Website and app data records:
^^^^^^^^^^^^^^^^

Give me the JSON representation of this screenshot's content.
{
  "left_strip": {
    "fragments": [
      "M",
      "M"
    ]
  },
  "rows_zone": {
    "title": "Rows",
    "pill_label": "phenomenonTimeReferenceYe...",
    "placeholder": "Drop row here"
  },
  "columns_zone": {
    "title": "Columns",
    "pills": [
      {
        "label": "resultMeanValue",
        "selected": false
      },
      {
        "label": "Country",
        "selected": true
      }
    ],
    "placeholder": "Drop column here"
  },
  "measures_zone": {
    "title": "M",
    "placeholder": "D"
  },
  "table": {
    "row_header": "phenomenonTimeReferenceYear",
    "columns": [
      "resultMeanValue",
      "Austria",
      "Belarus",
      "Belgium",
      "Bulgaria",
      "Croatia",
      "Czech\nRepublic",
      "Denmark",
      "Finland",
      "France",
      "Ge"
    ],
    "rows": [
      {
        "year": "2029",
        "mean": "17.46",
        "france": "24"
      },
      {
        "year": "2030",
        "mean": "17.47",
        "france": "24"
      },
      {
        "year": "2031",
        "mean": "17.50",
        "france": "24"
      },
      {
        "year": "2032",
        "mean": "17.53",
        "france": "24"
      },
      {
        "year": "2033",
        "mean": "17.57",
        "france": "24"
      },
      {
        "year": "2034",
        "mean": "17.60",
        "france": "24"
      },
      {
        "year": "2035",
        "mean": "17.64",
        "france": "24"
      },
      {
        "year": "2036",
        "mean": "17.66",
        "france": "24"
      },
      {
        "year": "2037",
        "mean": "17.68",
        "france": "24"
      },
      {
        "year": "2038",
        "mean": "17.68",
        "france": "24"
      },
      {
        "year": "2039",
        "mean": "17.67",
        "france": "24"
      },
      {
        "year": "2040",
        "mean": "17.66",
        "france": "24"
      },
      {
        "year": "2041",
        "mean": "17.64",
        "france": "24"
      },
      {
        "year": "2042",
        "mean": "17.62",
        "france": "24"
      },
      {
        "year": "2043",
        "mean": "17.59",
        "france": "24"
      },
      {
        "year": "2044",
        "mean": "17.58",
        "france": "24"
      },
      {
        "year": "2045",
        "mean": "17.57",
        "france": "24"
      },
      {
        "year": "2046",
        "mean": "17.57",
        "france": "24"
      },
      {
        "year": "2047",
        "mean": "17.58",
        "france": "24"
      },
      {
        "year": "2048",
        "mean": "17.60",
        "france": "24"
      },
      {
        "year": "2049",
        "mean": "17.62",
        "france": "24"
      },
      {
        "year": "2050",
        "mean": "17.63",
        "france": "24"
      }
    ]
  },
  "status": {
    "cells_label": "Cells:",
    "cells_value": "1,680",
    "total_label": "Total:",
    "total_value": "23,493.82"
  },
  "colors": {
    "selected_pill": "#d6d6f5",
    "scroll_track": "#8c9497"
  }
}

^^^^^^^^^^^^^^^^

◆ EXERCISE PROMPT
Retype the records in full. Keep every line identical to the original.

◆ YOUR RESPONSE
Give me the JSON representation of this screenshot's content.
{
  "left_strip": {
    "fragments": [
      "M",
      "M"
    ]
  },
  "rows_zone": {
    "title": "Rows",
    "pill_label": "phenomenonTimeReferenceYe...",
    "placeholder": "Drop row here"
  },
  "columns_zone": {
    "title": "Columns",
    "pills": [
      {
        "label": "resultMeanValue",
        "selected": false
      },
      {
        "label": "Country",
        "selected": true
      }
    ],
    "placeholder": "Drop column here"
  },
  "measures_zone": {
    "title": "M",
    "placeholder": "D"
  },
  "table": {
    "row_header": "phenomenonTimeReferenceYear",
    "columns": [
      "resultMeanValue",
      "Austria",
      "Belarus",
      "Belgium",
      "Bulgaria",
      "Croatia",
      "Czech\nRepublic",
      "Denmark",
      "Finland",
      "France",
      "Ge"
    ],
    "rows": [
      {
        "year": "2029",
        "mean": "17.46",
        "france": "24"
      },
      {
        "year": "2030",
        "mean": "17.47",
        "france": "24"
      },
      {
        "year": "2031",
        "mean": "17.50",
        "france": "24"
      },
      {
        "year": "2032",
        "mean": "17.53",
        "france": "24"
      },
      {
        "year": "2033",
        "mean": "17.57",
        "france": "24"
      },
      {
        "year": "2034",
        "mean": "17.60",
        "france": "24"
      },
      {
        "year": "2035",
        "mean": "17.64",
        "france": "24"
      },
      {
        "year": "2036",
        "mean": "17.66",
        "france": "24"
      },
      {
        "year": "2037",
        "mean": "17.68",
        "france": "24"
      },
      {
        "year": "2038",
        "mean": "17.68",
        "france": "24"
      },
      {
        "year": "2039",
        "mean": "17.67",
        "france": "24"
      },
      {
        "year": "2040",
        "mean": "17.66",
        "france": "24"
      },
      {
        "year": "2041",
        "mean": "17.64",
        "france": "24"
      },
      {
        "year": "2042",
        "mean": "17.62",
        "france": "24"
      },
      {
        "year": "2043",
        "mean": "17.59",
        "france": "24"
      },
      {
        "year": "2044",
        "mean": "17.58",
        "france": "24"
      },
      {
        "year": "2045",
        "mean": "17.57",
        "france": "24"
      },
      {
        "year": "2046",
        "mean": "17.57",
        "france": "24"
      },
      {
        "year": "2047",
        "mean": "17.58",
        "france": "24"
      },
      {
        "year": "2048",
        "mean": "17.60",
        "france": "24"
      },
      {
        "year": "2049",
        "mean": "17.62",
        "france": "24"
      },
      {
        "year": "2050",
        "mean": "17.63",
        "france": "24"
      }
    ]
  },
  "status": {
    "cells_label": "Cells:",
    "cells_value": "1,680",
    "total_label": "Total:",
    "total_value": "23,493.82"
  },
  "colors": {
    "selected_pill": "#d6d6f5",
    "scroll_track": "#8c9497"
  }
}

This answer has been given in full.